FCC Chairman Julius Genachowski is scheduled to outline the proposal at 10:30 a.m. Eastern Time in at the agency's headquarters. Initial reports suggested that Genachowski's proposal does not seek to reclassify broadband as a regulated, common-carrier service, as he had proposed in May.
Groups calling for stronger net neutrality rules had a mixed reaction to the announcement.
The Media Access Project, a communications policy group in favor of stronger rules, is disappointed with reports that Genachowski's new proposal may not have strong net neutrality rules for mobile carriers and doesn't reclassify broadband, said Andrew Jay Schwartzman, senior vice president and policy director at MAP.
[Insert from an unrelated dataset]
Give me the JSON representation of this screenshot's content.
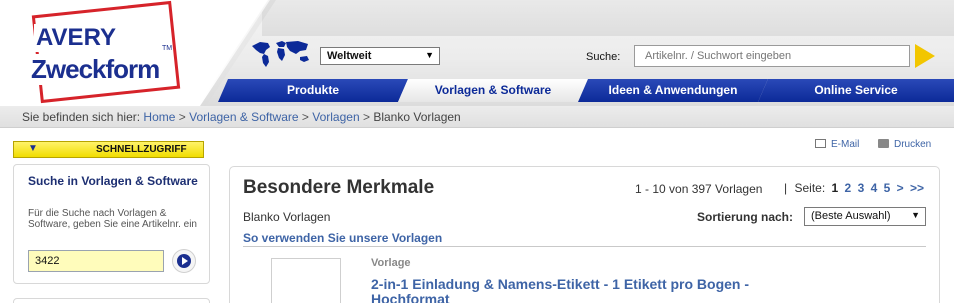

The proposal also appears to include some "loopholes" for broadband providers, he said. "MAP will work with the commissioners to improve this draft, but it is unlikely that MAP can support it in its present form," Schwartzman added.
But reclassification could come at a later date, said Gigi Sohn, president of Public Knowledge, a digital rights group that has long called for stronger net neutrality rules. Public Knowledge called on the FCC to tackle reclassification soon as a way to "establish a firmer legal foundation" for net neutrality rules, Sohn said.
"Public Knowledge looks forward to working with the commission to strengthen the order so that consumers and the vitality of the Internet are protected," Sohn said in a statement.
The FCC stepped up efforts to pass net neutrality rules earlier this year, after a U.S. appeals court ruled in April that the agency overstepped its authority when attempting to enforce informal net neutrality principles in a case involving Comcast throttling peer-to-peer traffic on its network.
Just this week, broadband backbone provider Level 3 Communications and modem maker Zoom Telephonics complained that Comcast is violating net neutrality principles in its dealings with the two companies.
Grant Gross covers technology and telecom policy in the U.S. government for The IDG News Service. Follow Grant on Twitter at GrantGross. Grant's e-mail address is firstname.lastname@example.org.